When we encounter the works of Dickens, Waugh, Eliot, and O’Connor; Beethoven, Mozart, and Tchaikovsky; Da Vinci, Rembrandt, and Picasso, we are amazed at the abundance of creativity, far surpassing that of “mere mortals”, art so sublime, so beautiful, so moving, that we can only marvel at it.
So why do misery, lost-ness, and even depravity, so often accompany this creative gift? We have all read about immensely talented artists—in the broad sense of the word—who have committed suicide, or destroyed themselves with alcohol, drugs, vendettas, sexual misadventures, and perversions. When we examine their work in relation to these behaviors, we cannot help but be perplexed by the juxtaposition of beauty and ugliness.
One might say that with abundant gifts come abundant perils. Looking into individual hearts isn’t possible, but the phenomenon is so common that it begs examination. One interpretation is that human gifts—“consolations”, have corresponding burdens—“desolations”, just as rain that produces lovely flowers also produces weeds. Artists have vivid imaginations, vivid memories, and vivid intuitions, but along with these gifts come looking glasses and rabbit holes, into which they often fall and lose their way.
Interior and exterior trials plague these abundantly talented artists. We might liken the interior trial to pouring a rich fermenting wine into a wineskin. What comes out may be a delicious wine, but the fermentation process can also produce eruptions and leaks, and may even cause the wineskin to burst apart. As to the exterior trial, the fame, notoriety, and demands that come from producing publicly lauded art may be more than the artist has bargained for, or is capable of experiencing without losing his bearings. Like Eliza Doolittle, many are uncomfortable in this new public world, but they are averse to going back to selling flowers, to a life of anonymity, just writing or drawing or composing for themselves and a few others. The combination of these interior and exterior trials may produce a life that spins out of its proper orbit and goes careening through space until it is lost, or smashes into another out-of-control life.

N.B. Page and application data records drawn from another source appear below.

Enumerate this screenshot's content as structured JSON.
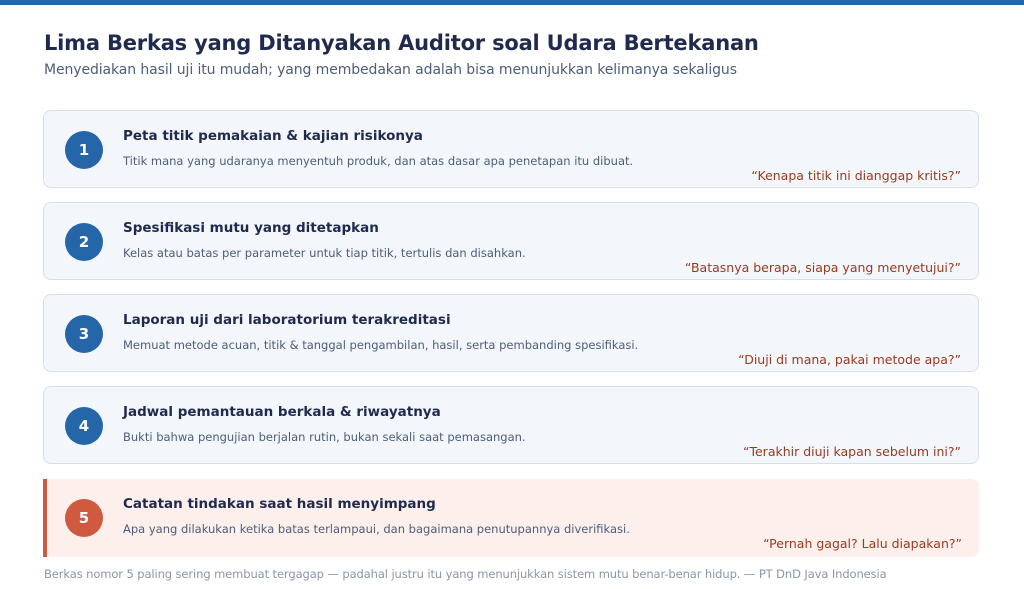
{
  "header": {
    "title": "Lima Berkas yang Ditanyakan Auditor soal Udara Bertekanan",
    "subtitle": "Menyediakan hasil uji itu mudah; yang membedakan adalah bisa menunjukkan kelimanya sekaligus"
  },
  "colors": {
    "accent": "#2566a8",
    "warning": "#cf5a3f",
    "quote": "#9a3a1f",
    "card_bg": "#f3f6fb",
    "warning_bg": "#fcefec"
  },
  "items": [
    {
      "number": "1",
      "title": "Peta titik pemakaian & kajian risikonya",
      "description": "Titik mana yang udaranya menyentuh produk, dan atas dasar apa penetapan itu dibuat.",
      "question": "“Kenapa titik ini dianggap kritis?”"
    },
    {
      "number": "2",
      "title": "Spesifikasi mutu yang ditetapkan",
      "description": "Kelas atau batas per parameter untuk tiap titik, tertulis dan disahkan.",
      "question": "“Batasnya berapa, siapa yang menyetujui?”"
    },
    {
      "number": "3",
      "title": "Laporan uji dari laboratorium terakreditasi",
      "description": "Memuat metode acuan, titik & tanggal pengambilan, hasil, serta pembanding spesifikasi.",
      "question": "“Diuji di mana, pakai metode apa?”"
    },
    {
      "number": "4",
      "title": "Jadwal pemantauan berkala & riwayatnya",
      "description": "Bukti bahwa pengujian berjalan rutin, bukan sekali saat pemasangan.",
      "question": "“Terakhir diuji kapan sebelum ini?”"
    },
    {
      "number": "5",
      "title": "Catatan tindakan saat hasil menyimpang",
      "description": "Apa yang dilakukan ketika batas terlampaui, dan bagaimana penutupannya diverifikasi.",
      "question": "“Pernah gagal? Lalu diapakan?”"
    }
  ],
  "footer": {
    "text": "Berkas nomor 5 paling sering membuat tergagap — padahal justru itu yang menunjukkan sistem mutu benar-benar hidup. — PT DnD Java Indonesia"
  }
}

So how are some of these abundantly creative people able to avoid being consumed or annihilated by this creative fission?
As related in a recent Washington Post review of The Mockingbird Next Door, a book about Harper Lee and her sister, the author, Marja Mills, asks both sisters and their friend (and pastor) why Harper Lee never wrote another novel. Because, Mills was told, it was hard to live up to the “impossible expectations” engendered by To Kill A Mockingbird. Furthermore, Harper Lee hated the publicity and public attention—the exterior trial that brings so many to their knees. Lee’s childhood friend, Truman Capote—her character, Dill, was based on Capote—didn’t possess such self-knowledge and wisdom, with Lee stating, “He thought the rules that apply to everyone else didn’t apply to him.” Doesn’t this sum up why so many, including those with an abundance of creativity, crash and burn?
“But we hold this treasure in earthen vessels that the surpassing power may be of God and not of us.” When we—earthen vessels—try to appropriate this treasure, this surpassing power, to ourselves, bad things happen. Tolkien depicted this in the contrast between Gandalf and Saruman; the one using his wizardly power—in trust, as it were—to benefit others, while Saruman uses his power for self-aggrandizing and, ultimately, destructive ends.
Haven’t we witnessed the regulating power of this truth in the lives of many artists of faith? Not to say that these are spared the trials that accompany the creative gift, but they have a point of reference—a reality, a truth—that artists lacking a transcendent perspective do not possess and cannot comprehend. They know that the wineskin of their human nature cannot accept an overabundance of fermenting wine, and they know that their ultimate destination is neither the Ascot Racecourse nor Covent Garden.
The creative seed can fall on the path, on rocky ground, among thorns, even within the same person, but with virtue, and the cooperation of the human artist with the sower—even when this cooperation occurs sporadically or later in the artist’s life—the seed may bear abundant fruit.